‘365: Stories + Music’ the acclaimed epic cross artform collaboration of by Aidan O’Rourke (Lau), Kit Downes (Mercury Prize nominated ECM recording artist) and Scottish author James Robertson to tour UK including special Glasgow Celtic Connections concert
New tour dates performances in; Castle Douglas, Leeds, Liverpool, Manchester, Preston and London
O’Rourke’s music and Robertson’s stories as created for the 365 project are encased within a specially created immersive installation designed by Yann Seznec to continue to tour Scotland throughout 2020
Public can subscribe now to receive a new tune and story for free by email every day of 2020 in innovative piece of public art
Lau fiddler Aidan O’Rourke, harmonium player and pianist Kit Downes and acclaimed author, James Robertson have announced the next chapter in the 365: Stories + Music story, confirming new live UK tour dates for 2020 including gigs in Castle Douglas, Leeds, Liverpool, Manchester, Preston and London.
Reveal Records will issue a physical and digital release (30 CD box set) on 14th August 2020 featuring all of Aidan O’Rourke’s 365 recordings. This limited edition (of 365 copies only) box will be available exclusively from the label’s website and artists concerts, whilst a digital edition will be split into 30 volumes for streaming from music platforms such as Spotify, Google and Apple Music. More details of the boxset will follow along with pre order in April, to coincide with the concert tour as outlined below.
The Story So Far
In 2013, James Robertson – one of Scotland’s leading authors – set himself the challenge of writing a short story every day for a year. Each story was to be 365 words, no more, no less. It became an enchanting, roaming collection of fairytales and memories and provocations published in 2014 by Penguin as 365:Stories. That was only the beginning.
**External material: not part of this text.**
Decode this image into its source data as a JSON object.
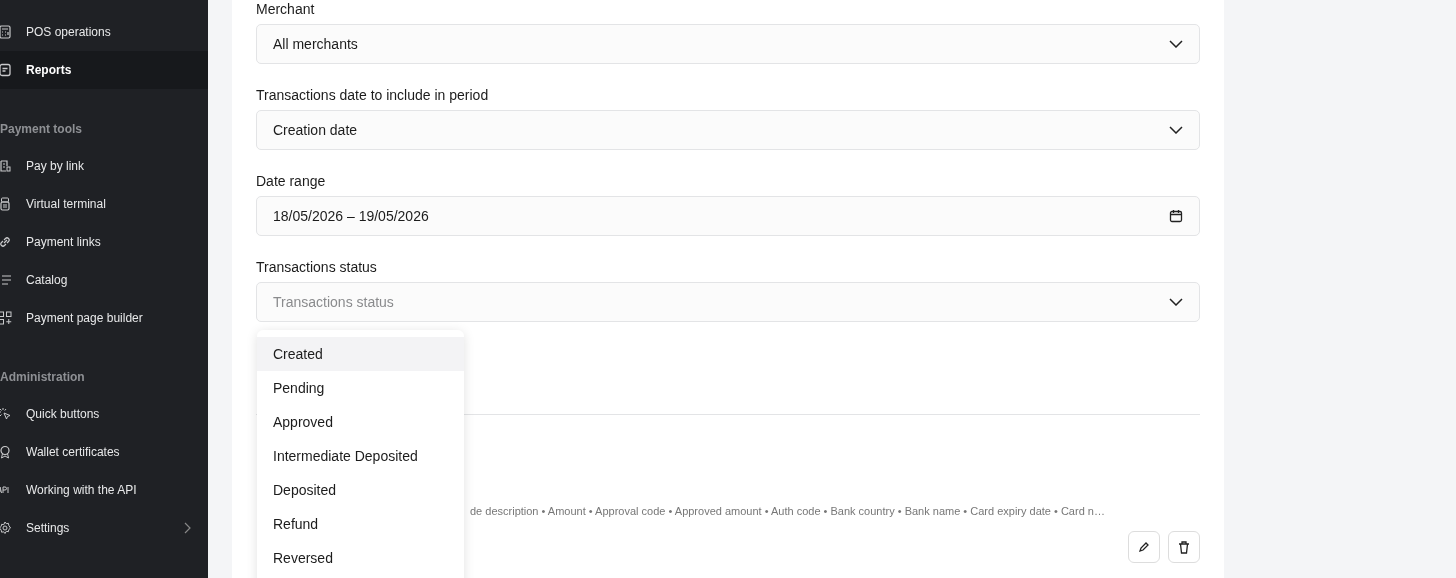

In 2016 Scottish fiddler and composer Aidan O’Rourke (of Lau) wrote a tune every day in response. The result is a major new body of 365 tunes – a significant addition to the Scottish traditional music canon. O’Rourke’s fiddle tunes are sparse and emotive; his playing is renowned for its lyricism, here paired with kaleidascopic harmonies from Mercury-nominated Kit Downes on harmonium and piano, guitarist Sorren Maclean and harpist Esther Swift.
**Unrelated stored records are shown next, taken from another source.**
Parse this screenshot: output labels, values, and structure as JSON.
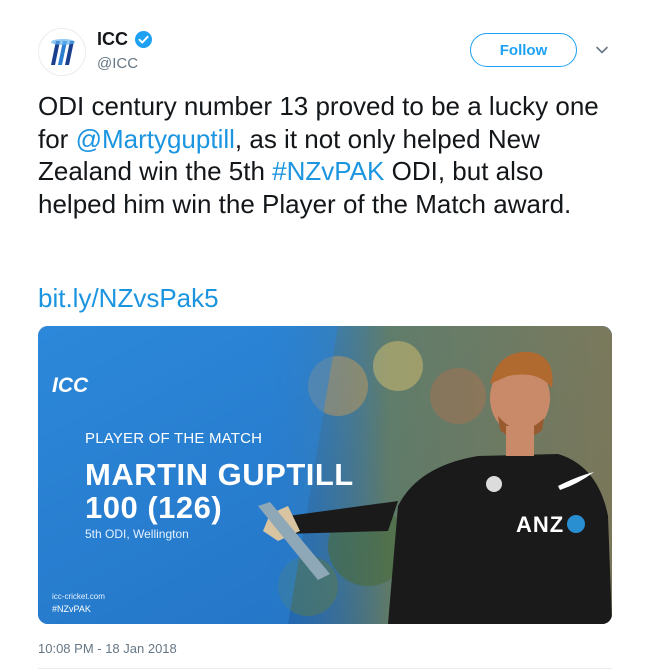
{
  "header": {
    "name": "ICC",
    "handle": "@ICC",
    "follow_label": "Follow",
    "verified_icon": "verified-badge-icon",
    "menu_icon": "chevron-down-icon"
  },
  "tweet": {
    "text_part1": "ODI century number 13 proved to be a lucky one for ",
    "mention": "@Martyguptill",
    "text_part2": ", as it not only helped New Zealand win the 5th ",
    "hashtag": "#NZvPAK",
    "text_part3": " ODI, but also helped him win the Player of the Match award.",
    "link": "bit.ly/NZvsPak5",
    "timestamp": "10:08 PM - 18 Jan 2018"
  },
  "media": {
    "logo_text": "ICC",
    "award": "PLAYER OF THE MATCH",
    "player": "MARTIN GUPTILL",
    "score": "100 (126)",
    "venue": "5th ODI, Wellington",
    "site": "icc-cricket.com",
    "hashtag": "#NZvPAK",
    "sponsor": "ANZ"
  },
  "colors": {
    "link": "#1b95e0",
    "verified": "#1da1f2",
    "card_blue": "#1f6fb8"
  }
}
Robertson’s stories and O’Rourke’s music now form a touring installation designed by inventor Yann Seznec in collaboration with design team Old School Fabrications. The installation is a piece of art in itself, beautifully crafted from wood and brass with no digital screens in sight encasing the spoken-word recordings of all 365 stories: Robertson reads many himself, and other storytellers provide rich and varied accents from artists, actors and young people around Scotland including; Gerda Stevenson, Cathy Macdonald, Matthew Zajac and Kate Molleson.
The free to enjoy installation, which allows up to six people at a time to browse through all 365 stories and listen through headphones, was commissioned by the Edinburgh International Book Festival supported by Creative Scotland and PRSF, and launched in August 2019 and continues its tour of Scotland including; Celtic Connections, Paisley Book Festival and The Tobermory Book Festival on the Isle of Mull.
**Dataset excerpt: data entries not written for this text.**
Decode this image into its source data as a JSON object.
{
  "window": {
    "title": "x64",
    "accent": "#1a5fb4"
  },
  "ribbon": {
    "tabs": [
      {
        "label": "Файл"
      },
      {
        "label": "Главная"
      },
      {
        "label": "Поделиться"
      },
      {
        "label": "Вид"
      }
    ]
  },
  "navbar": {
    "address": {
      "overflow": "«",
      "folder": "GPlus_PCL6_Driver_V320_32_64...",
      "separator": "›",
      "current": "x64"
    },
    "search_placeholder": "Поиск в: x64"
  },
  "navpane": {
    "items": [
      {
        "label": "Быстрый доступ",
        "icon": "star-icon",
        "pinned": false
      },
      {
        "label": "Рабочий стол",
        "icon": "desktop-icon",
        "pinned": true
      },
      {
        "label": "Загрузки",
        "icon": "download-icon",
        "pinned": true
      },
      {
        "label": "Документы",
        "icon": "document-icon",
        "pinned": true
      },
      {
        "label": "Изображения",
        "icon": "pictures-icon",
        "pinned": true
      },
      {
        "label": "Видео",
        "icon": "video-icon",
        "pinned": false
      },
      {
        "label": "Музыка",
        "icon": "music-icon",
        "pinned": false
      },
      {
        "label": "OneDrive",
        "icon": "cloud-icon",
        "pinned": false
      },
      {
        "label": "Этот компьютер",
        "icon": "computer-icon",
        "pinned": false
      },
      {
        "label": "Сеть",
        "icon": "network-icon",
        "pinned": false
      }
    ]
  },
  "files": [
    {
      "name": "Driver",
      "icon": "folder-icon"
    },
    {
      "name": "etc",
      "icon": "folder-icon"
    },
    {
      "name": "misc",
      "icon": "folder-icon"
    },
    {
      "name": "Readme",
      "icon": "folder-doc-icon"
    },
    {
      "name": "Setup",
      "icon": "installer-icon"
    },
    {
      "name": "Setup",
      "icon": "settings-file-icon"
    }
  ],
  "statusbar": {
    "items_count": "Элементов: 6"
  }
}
SUBSCRIBE TO 365
Readers can now also receive a daily story and tune to be delivered to their email inbox. With no need to buy a CD or book, the 365 Stories and Music will arrive every day free of charge – a daily miniature piece of public art. A son might sign his mum up to receive a tune and short story every day via email. A tourist might fall in love with Scottish fiddle playing. Couples will nod in recognition to one of James’s wise tales; children will get the creeps from his ghost stories; budding composers might feel inspired to create their own 365-day challenge.
Sign up to 365 Stories and Music here: https://three-six-five.net/Subscribe
365: Music + Stories created in partnership with Edinburgh International Book Festival, with support from Creative Scotland, PRS for Music Foundation’s The Open Fund, the University of Glasgow’s Scottish Literature department, BBC Scotland, The Hope Scott Trust, The Centre for Voice in Performance at the Royal Conservatoire of Scotland, Scottish Poetry Library, Reveal Records, An Tobar Arts Centre and Penguin Books.